Wednesday, June 8, 2016

Best Practices for Employers: Transgender Applicants & Employees

On Monday, June 6, 2016, the D.C. Office of Human Rights and the National LGBTQ Task Force issued a best practice guide to help employers ensure that their transgender employees are treated with respect and equality in the workplace.  This guide is in response to a recent survey that revealed that more than 90 percent of transgender have experienced discrimination in the workplace because of their gender identity.  Further, 47 percent of transgender have reported an adverse employment action because of their gender identity, such as being terminated or denied a promotion.

The guide recommends the following 5 best practices for employers to follow within the workplace:

1. Maintain Confidentiality.

Whether the employer learns of a person’s transgender status during the hiring process or after an employee seeks an accommodation, employers should keep the information confidential.   An employee’s transgender status should only be shared when necessary, such as disclosing an employee’s transition status to an HR official for record keeping.  An employer should discuss such a disclosure with the employee and ensure that that employee’s needs and transition timeline is considered.

2. Use Proper Names and Pronouns.

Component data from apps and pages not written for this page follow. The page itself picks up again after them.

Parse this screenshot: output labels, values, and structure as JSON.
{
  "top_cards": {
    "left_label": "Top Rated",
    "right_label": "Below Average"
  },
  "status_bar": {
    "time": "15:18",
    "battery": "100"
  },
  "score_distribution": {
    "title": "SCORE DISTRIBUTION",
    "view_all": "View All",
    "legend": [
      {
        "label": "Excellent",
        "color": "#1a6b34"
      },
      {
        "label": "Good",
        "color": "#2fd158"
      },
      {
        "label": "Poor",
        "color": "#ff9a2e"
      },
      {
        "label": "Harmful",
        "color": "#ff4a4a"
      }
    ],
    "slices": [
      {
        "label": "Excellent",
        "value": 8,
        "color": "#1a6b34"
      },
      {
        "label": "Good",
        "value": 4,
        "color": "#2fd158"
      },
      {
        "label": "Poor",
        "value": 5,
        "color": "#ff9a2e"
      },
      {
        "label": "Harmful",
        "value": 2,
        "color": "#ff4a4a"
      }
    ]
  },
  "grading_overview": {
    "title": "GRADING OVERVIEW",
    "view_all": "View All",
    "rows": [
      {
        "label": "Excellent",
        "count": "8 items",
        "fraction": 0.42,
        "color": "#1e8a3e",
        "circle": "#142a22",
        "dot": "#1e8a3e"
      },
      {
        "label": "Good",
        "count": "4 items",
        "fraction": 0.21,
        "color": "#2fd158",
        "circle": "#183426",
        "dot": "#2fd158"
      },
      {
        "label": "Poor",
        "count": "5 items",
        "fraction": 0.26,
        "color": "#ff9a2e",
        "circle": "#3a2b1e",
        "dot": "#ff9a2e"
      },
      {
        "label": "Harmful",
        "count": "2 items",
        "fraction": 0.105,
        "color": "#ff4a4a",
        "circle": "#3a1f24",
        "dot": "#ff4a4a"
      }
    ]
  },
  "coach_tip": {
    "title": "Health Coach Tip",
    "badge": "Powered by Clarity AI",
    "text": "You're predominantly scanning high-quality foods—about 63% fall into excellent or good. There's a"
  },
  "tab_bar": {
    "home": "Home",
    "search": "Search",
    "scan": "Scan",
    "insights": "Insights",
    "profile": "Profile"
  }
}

Employers are encouraged to use an employee’s preferred name and pronoun, regardless of the employee’s legal name.  Although employers will need to know the employee’s legal name for tax and payroll purposes, the preferred name should be used in other settings, such as an employee’s work badge, business card, work schedule or email account.  If an employee is going through transition, the employer should discuss what name and pronoun the employee wishes to use and how to best communicate the change with other coworkers.  To make transition processes easier, the guide suggests that employers use employees’ sir names, as opposed to a given name, when creating email addresses.  The guide also provides a chart with gendered and gender-neutral pronouns:

3. Ensure Access to Restrooms and Other Facilities.

Transgender employers should be able to use whichever restroom, locker room or other facility that the employee feels most comfortable with.  Refusing a transgender employee’s access to such a gender-segregated facility is a form of discrimination.  Even if an employer has a gender-neutral facility, a transgender employee should never be required to use such a facility.

4. Implement Gender-Neutral Dress Codes.

Employers should avoid implementing a gender-segregated dress code.  For instance, women should not be required to wear skirts or dresses while men are required to wear slacks and a tie.  Instead, employers should have a dress code that is gender neutral, such as “business casual attire (such as dress pants and dress shirts or blouses or business casual dresses), no jeans and no shorts.”

5. Address Challenges with Other Employees and Coworkers.

Employers are encouraged to promote professionalism in the workplace and should either work with or reprimand an employee who expresses discomfort with a transgender co-worker.  This can be accomplished by educating the problematic employee on the concept of gender identity.  Discrimination should not be tolerated and a clear anti-discrimination policy should be in effect.

The guide also recommends the following 4 best practices in hiring:

1. Use Proactive Methods to Uncover Discrimination. 

Employers should do their best to ensure that the application process is non-discriminatory and should avoid requiring applicants to choose a male or female identifier.  Applicants should have the option to write-in a preferred name and pronoun on employment applications.  Employers are even encouraged to conduct internal testing to ensure fairness, such as using pseudo applicant resumes where the transgender applicant is slightly more qualified than the other(s).

2. Ensure Interviews Are Welcoming.

Employers should ask the applicant for a preferred name and pronoun and should avoid asking personal questions about an applicant’s gender identity.  

3. Ensure Fair Background Checks.

Applicants should not be required to disclose their gender identity for a background check or job application.  Employers should also have a clear policy that identifies why an offer might be rescinded as a result of a background check.

4. Avoid Irrelevant Questions When Checking References.

Employers should refrain from inquiring about an applicant’s gender identity when conducing reference-checks.  Employers should also use the applicant’s preferred name and pronoun.

In employing these best practices and complying with other applicable federal and local laws, employers create a more welcoming environment for transgender employees.  These best practices also promote a more efficient and professional work environment.